But that would still leave the underlying, unresolved conflict. As long as it is unresolved, there will continue to be, in addition to many other regrettable things, periodic Israeli lawn mowing in Gaza, with more operations like Cast Lead and Protective Edge. This brings us to one of the most trouble-plagued concepts of all—because the concept itself is inherently weird—which concerns the nature and existence of the Palestinian Authority itself.
The PA was established two decades ago as supposedly a means to transition from naked occupation to a Palestinian state. Not only have the scheduled dates for that transition already gone far, far into the past; the PA has occupied a role that has made it more of an impediment to creation of a Palestinian state than the facilitator of one. With the PA existing as an entity that is supposed to have some state-like qualities but not be a state, Israelis who—like those currently in power in Jerusalem—oppose creation of a Palestinian state are able to have things both ways to keep such a state from ever coming into being.
The PA serves as the Palestinians on the plantation, as distinct from the ones in Gaza who are off the plantation. The notion of the PA as a transition mechanism keeps alive the fiction that the Israeli government really is committed to such a transition. It keeps alive the notion that Palestinians should “earn” statehood by building a state from below, while the occupier imposes conditions on it from above that never really enables it to do that kind of building. And if the PA gets uppity enough to start behaving like a real state, as it has done at the UN and in signing those international conventions, then it swiftly gets slapped down.

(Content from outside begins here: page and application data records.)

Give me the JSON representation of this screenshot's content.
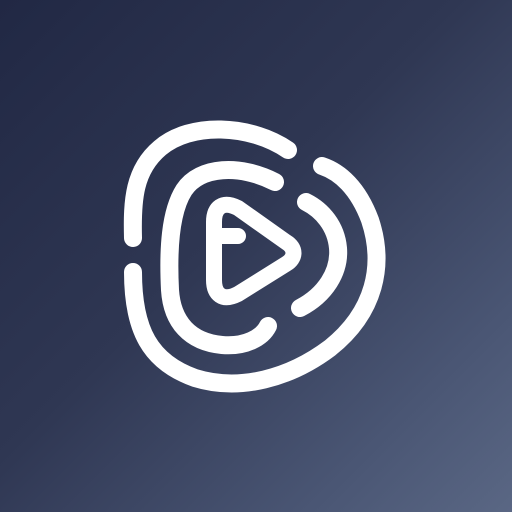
{
  "icon": {
    "name": "play-logo-icon",
    "foreground": "#ffffff",
    "background_start": "#212844",
    "background_end": "#5a6784"
  }
}
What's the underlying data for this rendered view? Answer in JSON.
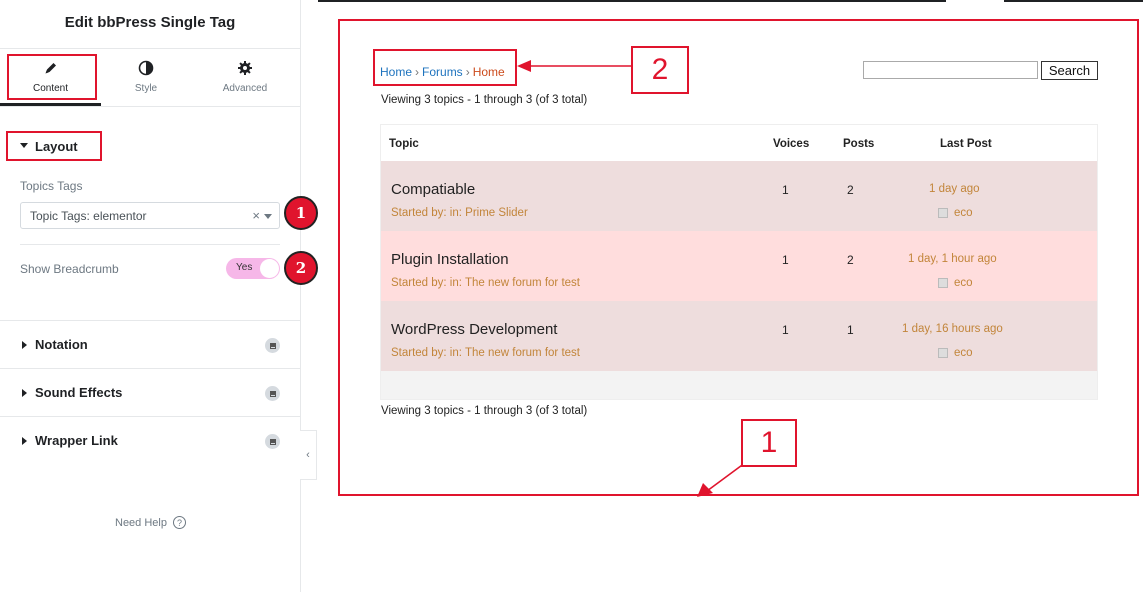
{
  "sidebar": {
    "title": "Edit bbPress Single Tag",
    "tabs": [
      {
        "label": "Content",
        "icon": "pencil-icon"
      },
      {
        "label": "Style",
        "icon": "contrast-icon"
      },
      {
        "label": "Advanced",
        "icon": "gear-icon"
      }
    ],
    "layout_section": "Layout",
    "topics_tags_label": "Topics Tags",
    "topics_tags_value": "Topic Tags: elementor",
    "show_breadcrumb_label": "Show Breadcrumb",
    "show_breadcrumb_toggle": "Yes",
    "badges": [
      "1",
      "2"
    ],
    "sections": [
      "Notation",
      "Sound Effects",
      "Wrapper Link"
    ],
    "need_help": "Need Help"
  },
  "preview": {
    "breadcrumb": [
      "Home",
      "Forums",
      "Home"
    ],
    "search_button": "Search",
    "viewing_text": "Viewing 3 topics - 1 through 3 (of 3 total)",
    "callouts": [
      "2",
      "1"
    ],
    "columns": {
      "topic": "Topic",
      "voices": "Voices",
      "posts": "Posts",
      "last_post": "Last Post"
    },
    "topics": [
      {
        "title": "Compatiable",
        "meta": "Started by: in: Prime Slider",
        "voices": "1",
        "posts": "2",
        "last_post": "1 day ago",
        "author": "eco"
      },
      {
        "title": "Plugin Installation",
        "meta": "Started by: in: The new forum for test",
        "voices": "1",
        "posts": "2",
        "last_post": "1 day, 1 hour ago",
        "author": "eco"
      },
      {
        "title": "WordPress Development",
        "meta": "Started by: in: The new forum for test",
        "voices": "1",
        "posts": "1",
        "last_post": "1 day, 16 hours ago",
        "author": "eco"
      }
    ]
  },
  "colors": {
    "annotation_red": "#e0142d",
    "row_bg_1": "#eedddd",
    "row_bg_2": "#ffdddd",
    "toggle_pink": "#f6b7e8",
    "link_blue": "#1e73be",
    "meta_orange": "#c2853a"
  }
}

The most effective thing the PA has been permitted to do is to serve as an auxiliary administrator of the Israeli occupation of the West Bank. Those who denounce the PA for signing treaties on grounds that it is not a state are right; it is indeed not a state. It is more like a prison trusty.